Australia has the most concentrated press ownership in the world. What does that mean for significant issues such as climate change?
In 2011 and 2012 we at the Australian Centre for Independent Journalism at University of Technology, Sydney collected data on climate science coverage in ten Australian newspapers. We published the results yesterday in a report: Sceptical Climate: Part 2.
We found that Australia’s concentrated newspaper ownership has a significant effect on how climate science is covered. One third of articles in Australia’s major newspapers do not accept the consensus position of climate science: that human beings are contributing to climate change.
That’s a very high level of scepticism when you consider that these stories are rejecting findings that over 97% of the world’s climate scientists support. Recently the International Panel on Climate Change found there was 95% certainty that people were contributing to climate change.
How did we decide what was sceptical?
The core of the study was a content analysis of all articles in ten major Australian newspapers between February and April in 2011 and 2012. We found 602 articles referred to climate science in total, with a 20% drop from 2011 to 2012.
But how did we decide what was sceptical, and what was not?
We measured scepticism as the articles that rejected the scientific consensus position of climate science: that humans are contributing to climate change. To start with we asked: does the article agree or disagree with the consensus position?
We later realised this was too simplistic, and created four categories for articles:
Accepted: these articles communicated acceptance of the consensus position either explicitly or implicitly.
Rejected: these articles outright rejected the consensus scientific position on anthropogenic global warming, for example, by calling it a hoax.
Suggested doubt: these articles communicated doubt by suggesting, for example, that there was insufficient evidence for, or substantial debate in the scientific community about the existence of anthropogenic global warming.
Unable to discern: we weren’t able to allocate the article to one of the other categories (very small number of articles).
The level of scepticism was then measured as a proportion of the articles that “rejected” or “suggested doubt” about the consensus position.
What were the major findings?
As with most content analysis, we had to explore deeper to see where the real problem lies. We looked at circulation, ownership, and genre of articles.
Australia’s two biggest newspapers by circulation, News Corp’s Daily Telegraph and Herald Sun, were more than 60% sceptical about anthropogenic climate change.
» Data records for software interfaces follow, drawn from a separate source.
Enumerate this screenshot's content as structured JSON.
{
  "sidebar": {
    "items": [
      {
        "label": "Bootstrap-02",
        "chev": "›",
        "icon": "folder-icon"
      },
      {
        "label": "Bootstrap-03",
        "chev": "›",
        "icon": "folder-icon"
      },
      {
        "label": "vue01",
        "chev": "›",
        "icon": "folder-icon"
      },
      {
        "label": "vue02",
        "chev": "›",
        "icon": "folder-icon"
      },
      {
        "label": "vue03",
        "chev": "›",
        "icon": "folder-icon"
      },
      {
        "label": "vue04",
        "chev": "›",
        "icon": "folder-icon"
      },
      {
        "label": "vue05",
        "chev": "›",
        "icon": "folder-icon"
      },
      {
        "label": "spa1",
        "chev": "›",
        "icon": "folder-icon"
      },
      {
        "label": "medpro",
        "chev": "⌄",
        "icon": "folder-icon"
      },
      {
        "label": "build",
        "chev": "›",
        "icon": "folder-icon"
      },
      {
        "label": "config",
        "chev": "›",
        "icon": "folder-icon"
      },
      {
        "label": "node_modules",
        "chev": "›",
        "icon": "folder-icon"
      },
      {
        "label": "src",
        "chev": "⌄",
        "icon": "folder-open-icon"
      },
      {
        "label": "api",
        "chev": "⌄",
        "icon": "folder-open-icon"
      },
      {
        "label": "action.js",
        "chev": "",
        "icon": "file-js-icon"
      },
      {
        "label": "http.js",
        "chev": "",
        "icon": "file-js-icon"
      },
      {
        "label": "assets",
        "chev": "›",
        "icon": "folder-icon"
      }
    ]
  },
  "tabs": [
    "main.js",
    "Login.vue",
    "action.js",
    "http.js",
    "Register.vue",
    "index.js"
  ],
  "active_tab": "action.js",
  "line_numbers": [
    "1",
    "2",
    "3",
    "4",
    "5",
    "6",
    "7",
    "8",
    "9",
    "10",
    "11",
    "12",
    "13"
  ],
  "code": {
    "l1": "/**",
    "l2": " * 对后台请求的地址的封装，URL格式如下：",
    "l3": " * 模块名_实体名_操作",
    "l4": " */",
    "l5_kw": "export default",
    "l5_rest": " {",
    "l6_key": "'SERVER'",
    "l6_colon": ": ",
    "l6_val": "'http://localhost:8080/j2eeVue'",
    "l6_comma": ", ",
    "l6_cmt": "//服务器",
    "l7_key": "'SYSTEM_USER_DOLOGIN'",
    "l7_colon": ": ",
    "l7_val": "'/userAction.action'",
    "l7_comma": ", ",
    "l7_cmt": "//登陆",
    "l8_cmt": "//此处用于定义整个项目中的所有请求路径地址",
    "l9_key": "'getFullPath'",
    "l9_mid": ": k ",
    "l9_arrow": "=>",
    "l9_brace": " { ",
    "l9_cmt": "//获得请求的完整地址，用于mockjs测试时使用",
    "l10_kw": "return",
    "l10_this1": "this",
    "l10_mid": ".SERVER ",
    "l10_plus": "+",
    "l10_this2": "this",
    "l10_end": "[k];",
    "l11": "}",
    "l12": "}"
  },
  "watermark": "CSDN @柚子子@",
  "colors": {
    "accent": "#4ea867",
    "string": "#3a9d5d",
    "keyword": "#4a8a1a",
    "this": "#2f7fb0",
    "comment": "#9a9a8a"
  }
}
Australia’s largest circulation newspaper, the Herald Sun, is its most sceptical. 67% of the paper’s coverage of climate science did not accept the scientific consensus.
When we look further at ownership, we can start to map out the landscape of scepticism in Australia.
Fairfax Media, owners of The Age and Sydney Morning Herald accepts the consensus position and published very few articles that communicated doubt about anthropogenic climate change. While the West Australian had a very low amount of coverage, it was also not sceptical.
Five News Corporation publications, The Australian (48% of coverage was sceptical) , Daily Telegraph (63%), Herald Sun (67%), Adelaide Advertiser (28%) and the NT News (42%) accounted for most of the scepticism. The other two News Corp papers The Mercury and The Courier Mail were not sceptical.
While the News Corp tabloids tend to outright reject the consensus, the national newspaper The Australian is more likely to suggest that climate science is a matter of debate.
We can also break down the figures by genre of articles. News Corp produced a much higher proportion (51%) of comment articles on climate science than Fairfax (27%). In the Herald Sun 97% of comment articles were sceptical.
This is largely due to Herald Sun columnist Andrew Bolt, who wrote over half of all the words on climate science in the paper. Bolt plays a significant and strategic role in the production of climate scepticism in Australia and is syndicated in metropolitan and regional publications around Australia. He is heard almost daily on Sydney’s right wing radio station 2GB and presents The Bolt Report on Channel 10.
So what does this mean?
As Tom Morton the Director of the Australian Centre for Independent Journalism, which published the study, said yesterday:
If you believe that the main obligation of journalists is to the public right to know, the results of this study are truly alarming. Journalism is about reporting contemporary events as accurately as possible. There could be no better example of the importance of this than the reporting of climate science.
Readers of sceptical papers receive almost no information that would enable them to understand the complexities or likely impacts of climate change domestically or internationally. The research findings of climate scientists are largely rendered invisible for News Corp audiences. Its tabloid publications produce no critique of the sceptic position.
News Corp’s coverage seems to be more about production of ignorance than informing people so they can participate in debates about solutions. If people are confused or ignorant about potential threats, they cannot be expected to support action to confront them.
It is not surprising therefore that levels of acceptance of anthropogenic climate change have dropped in Australia, where we have the highest emissions per person in the world. The public is paying a heavy price for having News Corp as the dominant player in the most concentrated press in the developed world.
Sceptical Climate: Part 2 is the second part in a research project from the Australian Centre for Independent Journalism. You can read about the first part on newspapers and climate policy here.
Wendy Bacon does not work for, consult to, own shares in or receive funding from any company or organisation that would benefit from this article, and has no relevant affiliations.
This article was originally published on The Conversation. Read the original article.